Lt. Gen. Steven Kwast, commander of Air Education and Training Command, told reporters Thursday that no cause has been determined for the latest T-38C crash, the second in six months, and the T-X replacement program remains on schedule with no changes.
“I have full confidence that we are on timeline with that. I have nothing to indicate there would be any delay,” Kwast said. “I am very hopeful that we will stay on time, and we really need to. In fact, if I could accelerate it I would because the faster we get that the more quickly we will be able to jump into the future.”
Kwast wants to see the T-X program completed rapidly to make use of the new data collected from the Air Force’s updated Pilot Training Next program based in Austin, Texas. The new trainer aircraft will include artificial intelligence components and augmented virtual reality systems to reduce current training time in half, according to Kwast.
“When they’re coupled with a software-driven aircraft that can morph itself into all kinds of different things for different missions and different ways of training you really start getting some magic. This is especially true in how quickly you can teach people to be good at this business in a machine that is reliable and low cost,” Kwast said.
Lockheed Martin [LMT] and Korea Aerospace Industries’ T-50A, Leonardo DRS’ T-100, and a new design from Boeing [BA] and Saab are being considered for the July award.

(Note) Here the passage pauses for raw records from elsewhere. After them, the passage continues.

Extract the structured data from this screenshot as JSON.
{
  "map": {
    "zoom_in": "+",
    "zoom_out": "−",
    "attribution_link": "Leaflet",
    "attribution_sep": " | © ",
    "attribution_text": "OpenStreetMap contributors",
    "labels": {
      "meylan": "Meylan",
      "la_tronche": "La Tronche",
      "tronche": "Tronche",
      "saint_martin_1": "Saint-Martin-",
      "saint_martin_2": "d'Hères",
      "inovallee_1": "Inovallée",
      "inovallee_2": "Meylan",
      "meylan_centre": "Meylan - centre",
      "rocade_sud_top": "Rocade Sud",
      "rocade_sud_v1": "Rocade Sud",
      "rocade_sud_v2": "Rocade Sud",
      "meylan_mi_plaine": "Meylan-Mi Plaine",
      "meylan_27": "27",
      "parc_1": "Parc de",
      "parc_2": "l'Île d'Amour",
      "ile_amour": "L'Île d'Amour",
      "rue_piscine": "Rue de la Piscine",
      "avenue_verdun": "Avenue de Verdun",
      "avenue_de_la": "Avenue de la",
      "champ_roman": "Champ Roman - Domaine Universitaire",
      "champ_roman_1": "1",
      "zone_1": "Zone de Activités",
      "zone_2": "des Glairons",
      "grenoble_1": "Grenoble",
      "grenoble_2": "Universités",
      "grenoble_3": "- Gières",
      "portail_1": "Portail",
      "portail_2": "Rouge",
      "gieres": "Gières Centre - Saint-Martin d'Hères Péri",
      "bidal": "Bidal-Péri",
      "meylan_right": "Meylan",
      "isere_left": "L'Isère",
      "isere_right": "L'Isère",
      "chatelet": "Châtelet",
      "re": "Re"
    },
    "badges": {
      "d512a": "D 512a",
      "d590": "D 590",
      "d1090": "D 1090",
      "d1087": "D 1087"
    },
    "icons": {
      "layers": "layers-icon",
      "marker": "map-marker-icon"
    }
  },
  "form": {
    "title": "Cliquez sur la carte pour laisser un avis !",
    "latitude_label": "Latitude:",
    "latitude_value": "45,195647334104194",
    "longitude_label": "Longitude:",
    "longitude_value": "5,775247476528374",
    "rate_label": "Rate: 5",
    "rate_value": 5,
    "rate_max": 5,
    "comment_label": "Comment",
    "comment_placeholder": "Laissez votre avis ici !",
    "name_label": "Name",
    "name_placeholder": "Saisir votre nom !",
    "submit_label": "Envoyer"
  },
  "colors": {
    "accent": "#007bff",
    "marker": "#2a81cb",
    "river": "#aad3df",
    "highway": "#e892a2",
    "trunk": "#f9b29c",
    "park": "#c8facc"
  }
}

The new plane selected for the T-X trainer program is expected to start replacing the T-38C Talon in 2022.
Kwast said Air Force engineers and safety investigators are currently working to study the cause of the latest T-38C crash on Wednesday at Columbus Air Force Base in Mississippi. Both crew members on the plane ejected successfully.
The latest crash follows an incident in November 2017 where a dual gearbox failure caused a T-38C crash at Laughlin Air Force Base in Texas, killing the pilot.
“I will tell you that initial indications are that this is not linked to the T-38 crash we had down at Laughlin Air Force Base with regard to root cause. But, again, we don’t want to jump to any conclusions,” Kwast said. “Even though we’ll wait for the final report, the initial indications are that people do not have to worry that this is a trend or that these crashes are somehow linked. They are not.”